As the Venice Film Festival heads into the final weekend of its audacious, unprecedented 77th edition, artistic director Alberto Barbera voiced his relief the industry had enjoyed a safe and vibrant event and his hope it was only a “one-off”.
The general consensus among some 6,000 industry and press delegates in attendance is that it has been a success, with the general mood being one of elation to be back on the festival and market circuit again, watching films in a theatre with others.
Screen caught up artistic director Alberto Barbera as the festival headed into its penultimate day of screenings, topped by competition titles New Order and And Tomorrow The Entire World, ahead of the awards ceremony on Saturday evening (September 12).
How are you feeling?
A sense of relief naturally. There were a lot of preoccupations as we opened. Even if we had put a rigid system of controls and security in place, there was still fear of the unexpected. But up until now it has all gone smoothly and the satisfaction level of all the participants is very high. Beyond the films, there has been a warm reception for the festival itself. I think all the participants have derived an enormous pleasure from being able to share the festival experience and watch films with others in a theatre.
This is the first international appointment to go ahead under these circumstances. We have shown how it can be done and how it’s possible to organise a big event with the participation of a lot of people.
I’ve read participation has been at around 50% of 2019 levels. That’s how many accredited participants?
The public was largely absent from the festival this year, mainly because the red carpet events were not visible to bystanders as part of the festival’s social distancing measures. Did you miss the crowds?
It’s true there wasn’t the same joy and craziness or the photo and autograph hunters that have become part of the festival in recent years. It was a lot more low-key and relaxed. But that was one of our objectives. The most dangerous thing would have been to have big crowds. It would have been difficult to implement checks and impose social distancing, which is why we renounced the red carpet and many other public events this year.
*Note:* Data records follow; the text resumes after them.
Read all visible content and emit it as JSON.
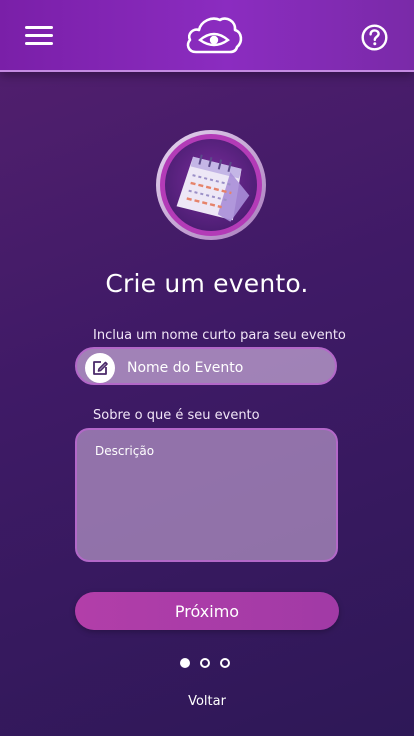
{
  "header": {
    "menu_icon": "hamburger-menu-icon",
    "logo_icon": "cloud-eye-logo-icon",
    "help_icon": "question-mark-icon"
  },
  "hero": {
    "icon": "desk-calendar-icon"
  },
  "main": {
    "title": "Crie um evento.",
    "name_label": "Inclua um nome curto para seu evento",
    "name_placeholder": "Nome do Evento",
    "description_label": "Sobre o que é seu evento",
    "description_placeholder": "Descrição",
    "next_label": "Próximo",
    "back_label": "Voltar"
  },
  "pager": {
    "total_steps": 3,
    "current_step": 1
  },
  "colors": {
    "header": "#8b2cc0",
    "background": "#3f1a66",
    "accent_button": "#b23ea9",
    "field_border": "#b368c8"
  }
}
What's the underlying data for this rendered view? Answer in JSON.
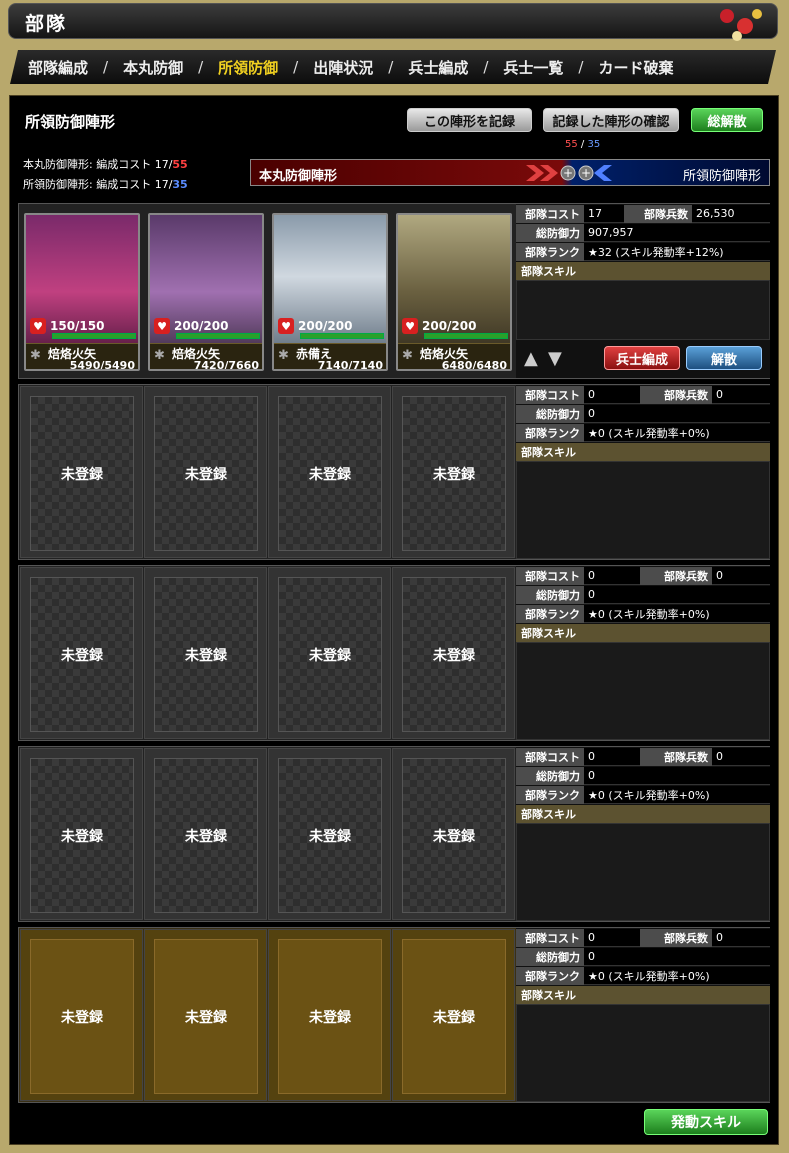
{
  "title": "部隊",
  "tabs": [
    "部隊編成",
    "本丸防御",
    "所領防御",
    "出陣状況",
    "兵士編成",
    "兵士一覧",
    "カード破棄"
  ],
  "active_tab": 2,
  "panel": {
    "title": "所領防御陣形",
    "record_btn": "この陣形を記録",
    "confirm_btn": "記録した陣形の確認",
    "disband_all_btn": "総解散",
    "honmaru_cost_label": "本丸防御陣形: 編成コスト 17/",
    "honmaru_cost_max": "55",
    "shoryo_cost_label": "所領防御陣形: 編成コスト 17/",
    "shoryo_cost_max": "35",
    "bar_num_red": "55",
    "bar_num_sep": " / ",
    "bar_num_blue": "35",
    "bar_left": "本丸防御陣形",
    "bar_right": "所領防御陣形",
    "skill_button": "発動スキル"
  },
  "labels": {
    "cost": "部隊コスト",
    "soldiers": "部隊兵数",
    "defense": "総防御力",
    "rank": "部隊ランク",
    "skill": "部隊スキル",
    "unregistered": "未登録",
    "soldier_edit": "兵士編成",
    "disband": "解散"
  },
  "unit1": {
    "cost": "17",
    "soldiers": "26,530",
    "defense": "907,957",
    "rank": "★32 (スキル発動率+12%)",
    "cards": [
      {
        "hp": "150/150",
        "skill": "焙烙火矢",
        "cur": "5490",
        "max": "/5490"
      },
      {
        "hp": "200/200",
        "skill": "焙烙火矢",
        "cur": "7420",
        "max": "/7660"
      },
      {
        "hp": "200/200",
        "skill": "赤備え",
        "cur": "7140",
        "max": "/7140"
      },
      {
        "hp": "200/200",
        "skill": "焙烙火矢",
        "cur": "6480",
        "max": "/6480"
      }
    ]
  },
  "empty_unit": {
    "cost": "0",
    "soldiers": "0",
    "defense": "0",
    "rank": "★0 (スキル発動率+0%)"
  }
}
But our open-air public screenings were full to capacity every evening which was a great result.
You have revealed the festival was in talks to welcome US studio films of the likes of Tenet and The King’s Man but it did not come together. Would you have liked the US studios to have been more involved?
Of course. The ideal scenario would have been for everyone to be involved but we have to take into account the situation this year, which is even worse in the United States and particularly in California and Los Angeles. It’s something you can understand, appreciate. It’s a painful consequence of the situation. In this unprecedented period, we have to be realistic about what’s doable. The studios will be back. This is simply a short interlude in a relationship that will continue in the future.
In an unprecedented move, you welcomed the directors of six major film festivals including Cannes and San Sebastian to the opening night. Will you be heading to San Sebastian in a similar show of solidarity on September 18?
Unfortunately not as I will be heading off on holiday. It’s the only period of the year when I can get away. Having all the festival directors at the opening night in Venice was an important and positive step. We’ll continue talking and collaborating. Thierry Frémaux wants to organise a similar initiative, perhaps even bigger in scope, at Cannes next year. So it’s likely this won’t be a one-off event confined to this edition of Venice. I hope it marks a new chapter in which the festivals will collaborate more closely. It’s too early to say how exactly but it’s something all the directors want.
While we’re on the topic of greater collaboration between festivals, there were hopes Venice might showcase a handful of titles from Cannes’s 2020 Official Selection in the same way as Toronto and San Sebastian will do in the coming days. Why wasn’t it possible for Cannes and Venice to present half a dozen titles jointly?
Hmm, we could have done and that might have helped those six films but it didn’t change the larger situation and in the end, the majority of films in Cannes’s Official Selection have since found [physical] festival homes, whether it is Angoulême and Deauville in France or international events such as San Sebastian, Toronto, and New York.
At Venice, we singled out 64, 65 new films that we’ve launched physically here. When you add this to the some 50 films selected by Cannes, that means together we’ve supported and helped promote more than 100 titles. Given the current situation that seems like a better outcome.
This unexpectedly complex 77th edition was due to be your last at the helm as artistic director. You have said in recent days that you would like to continue in this role for another year. Will you be staying on?
No, I didn’t say that. I was asked if I would like to continue in the role and I replied, ‘Of course, it would give me great pleasure.’ But in all honesty, I don’t know what will happen. The decision lies with the Biennale. In Italy, there’s a tendency to changeover directors quite frequently. it’s not like Cannes, where the director remains at the head of the festival for a lifetime.
I’ve received lots of messages of support and congratulations for this year’s edition and people saying they want me to stay but let’s see. In any case, we’ll know the answer in the middle of October [when the Biennale is scheduled to take a decision].
Is there one thing that will remain with you from this edition for the rest of your life?
That it was an historic edition. We hope it will remain a one-off and that the next edition won’t take place under similar conditions. I’ll never forget that together with the Biennale we pulled off a major international event at a time when it seemed impossible. We set an example for the whole world, showing it could be done.